George Robert Marshman (September 24, 1936 – December 3, 1964), was an American racecar driver.
Born the son of auto race promoters George and Evelyn Marshman in Pottstown, Pennsylvania, Marshman died in San Antonio, Texas of injuries sustained in a tire test in Phoenix, Arizona.
He drove in the USAC Championship Car series, racing in the 1961-1964 seasons, with 49 career starts, including each Indianapolis 500 contest in that span. He finished in the top ten 25 times, with one victory, in 1962 at the Arizona State Fairgrounds in Phoenix. His 7th-place finish at the 1961 Indianapolis 500 earned him co-Rookie of the Year honors with Parnelli Jones.
Marshman may be best known for his performance during the 1964 Indianapolis 500. Early in the race, following a fiery crash that clained the lives of Eddie Sachs and Dave MacDonald, Marshman took the lead from polesitter and race favorite Jim Clark. Marshman, driving a Lotus 29-Ford, extended his lead until the 37th lap, when he was forced off the track to avoid hitting a slower car driven by Johnny White. The instant he spent off the track tore loose oil and water lines, and retired the car. Many observers felt Marshman was on his way to a comfortable victory before luck intervened. A story from the time holds that Marshman wandered the crowd for an hour before returning to the pits and his crew. Marshman, dressed in his fireproof overalls and with oily goggle-marks around his eyes, was holding a race program. Jack Beckley, Marshman's crew chief, studied him quizzically and finally asked, "what are you doing with that?" An embarrassed and crestfallen Marshman replied, "I thought if I bought it no one would know I was a driver and they wouldn't ask me silly questions."
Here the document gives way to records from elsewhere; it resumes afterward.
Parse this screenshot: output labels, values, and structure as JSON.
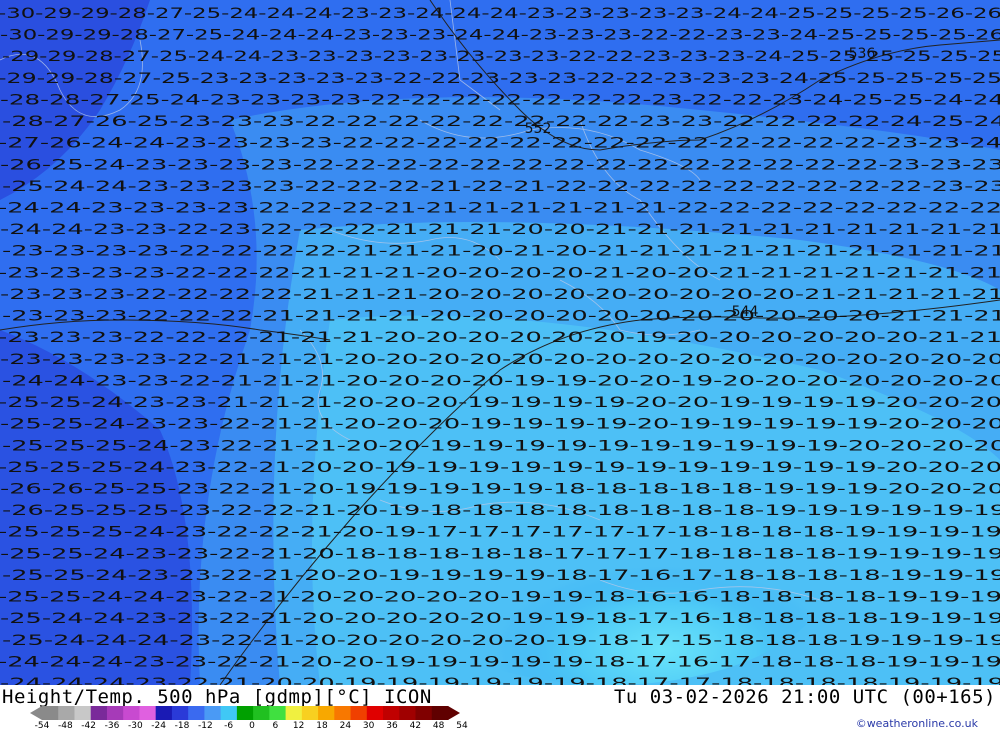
{
  "title_left": "Height/Temp. 500 hPa [gdmp][°C] ICON",
  "title_right": "Tu 03-02-2026 21:00 UTC (00+165)",
  "credit": "©weatheronline.co.uk",
  "legend": {
    "ticks": [
      "-54",
      "-48",
      "-42",
      "-36",
      "-30",
      "-24",
      "-18",
      "-12",
      "-6",
      "0",
      "6",
      "12",
      "18",
      "24",
      "30",
      "36",
      "42",
      "48",
      "54"
    ],
    "colors": [
      "#8a8a8a",
      "#a9a9a9",
      "#c8c8c8",
      "#7a2a9a",
      "#a63ab8",
      "#c84ad0",
      "#e060e0",
      "#1a1ab4",
      "#2a3ad8",
      "#3a6af0",
      "#4a9af5",
      "#40c8f5",
      "#00a000",
      "#20c020",
      "#40e040",
      "#f0f040",
      "#f8d020",
      "#f8a800",
      "#f87800",
      "#f04000",
      "#e00000",
      "#c00000",
      "#a00000",
      "#800000",
      "#600000"
    ]
  },
  "map_labels": [
    {
      "value": "544",
      "region": "east-central"
    },
    {
      "value": "552",
      "region": "north-center"
    },
    {
      "value": "536",
      "region": "north-east"
    }
  ],
  "temps": {
    "rows": [
      "-30-29-29-28-27-25-24-24-24-23-23-24-24-24-23-23-23-23-23-24-24-25-25-25-25-26-26",
      "-30-29-29-28-27-25-24-24-24-23-23-23-24-24-23-23-23-22-22-23-23-24-25-25-25-25-26",
      "-29-29-28-27-25-24-24-23-23-23-23-23-23-23-23-22-22-23-23-23-24-25-25-25-25-25-25",
      "-29-29-28-27-25-23-23-23-23-23-22-22-23-23-23-22-22-23-23-23-24-25-25-25-25-25",
      "-28-28-27-25-24-23-23-23-23-22-22-22-22-22-22-22-23-22-22-23-24-25-25-24-24",
      "-28-27-26-25-23-23-23-22-22-22-22-22-22-22-22-23-23-22-22-22-22-24-25-24",
      "-27-26-24-24-23-23-23-23-22-22-22-22-22-22-22-22-22-22-22-22-22-23-23-24",
      "-26-25-24-23-23-23-23-22-22-22-22-22-22-22-22-22-22-22-22-22-22-23-23-23",
      "-25-24-24-23-23-23-23-22-22-22-21-22-21-22-22-22-22-22-22-22-22-22-23-23",
      "-24-24-23-23-23-23-22-22-22-21-21-21-21-21-21-21-22-22-22-22-22-22-22-22",
      "-24-24-23-23-22-23-22-22-22-21-21-21-20-20-21-21-21-21-21-21-21-21-21-21",
      "-23-23-23-23-22-22-22-22-21-21-21-20-21-20-21-21-21-21-21-21-21-21-21-21",
      "-23-23-23-23-22-22-22-21-21-21-20-20-20-20-21-20-20-21-21-21-21-21-21-21",
      "-23-23-23-22-22-22-22-21-21-21-20-20-20-20-20-20-20-20-20-21-21-21-21-21",
      "-23-23-23-22-22-22-21-21-21-21-20-20-20-20-20-20-20-20-20-20-20-21-21-21",
      "-23-23-23-22-22-22-21-21-21-20-20-20-20-20-20-19-20-20-20-20-20-20-21-21",
      "-23-23-23-23-22-21-21-21-20-20-20-20-20-20-20-20-20-20-20-20-20-20-20-20",
      "-24-24-23-23-22-21-21-21-20-20-20-20-19-19-20-20-19-20-20-20-20-20-20-20",
      "-25-25-24-23-23-21-21-21-20-20-20-19-19-19-19-20-20-19-19-19-19-20-20-20",
      "-25-25-24-23-23-22-21-21-20-20-20-19-19-19-19-20-19-19-19-19-19-20-20-20",
      "-25-25-25-24-23-22-21-21-20-20-19-19-19-19-19-19-19-19-19-19-20-20-20-20",
      "-25-25-25-24-23-22-21-20-20-19-19-19-19-19-19-19-19-19-19-19-19-20-20-20",
      "-26-26-25-25-23-22-21-20-19-19-19-19-19-18-18-18-18-18-19-19-19-20-20-20",
      "-26-25-25-25-23-22-22-21-20-19-18-18-18-18-18-18-18-18-19-19-19-19-19-19",
      "-25-25-25-24-23-22-22-21-20-19-17-17-17-17-17-17-18-18-18-18-19-19-19-19",
      "-25-25-24-23-23-22-21-20-18-18-18-18-18-17-17-17-18-18-18-18-19-19-19-19",
      "-25-25-24-23-23-22-21-20-20-19-19-19-19-18-17-16-17-18-18-18-18-19-19-19",
      "-25-25-24-24-23-22-21-20-20-20-20-20-19-19-18-16-16-18-18-18-18-19-19-19",
      "-25-24-24-23-23-22-21-20-20-20-20-20-19-19-18-17-16-18-18-18-18-19-19-19",
      "-25-24-24-24-23-22-21-20-20-20-20-20-20-19-18-17-15-18-18-18-19-19-19-19",
      "-24-24-24-23-23-22-21-20-20-19-19-19-19-19-18-17-16-17-18-18-18-19-19-19",
      "-24-24-24-23-22-21-20-20-19-19-19-19-19-19-18-17-17-18-18-18-18-19-19-19"
    ]
  }
}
On November 27, 1964, Marshman was conducting tire tests at the Phoenix 1-mile paved oval. When his Lotus-Ford crashed into the west retaining wall and ruptured the fuel tank, he was not wearing fire-retardant clothing to protect him according to some reports. First able to leave the wreck unassisted, Marshman succumbed to his second and third degree burns six days later.
About a year after her husband's death, Marshman's widow, Janet F. Marshman, sued Ford Motor Company for $5 million, claiming that the crash resulted from negligence by the car owner, purported to be Ford, which also failed to comply with a warranty that the car was safe according to the suit.
The first Bobby Marshman Memorial race, which featured ARDC midget cars and was promoted by George Marshman, was held at Hatfield Speedway in June 1966.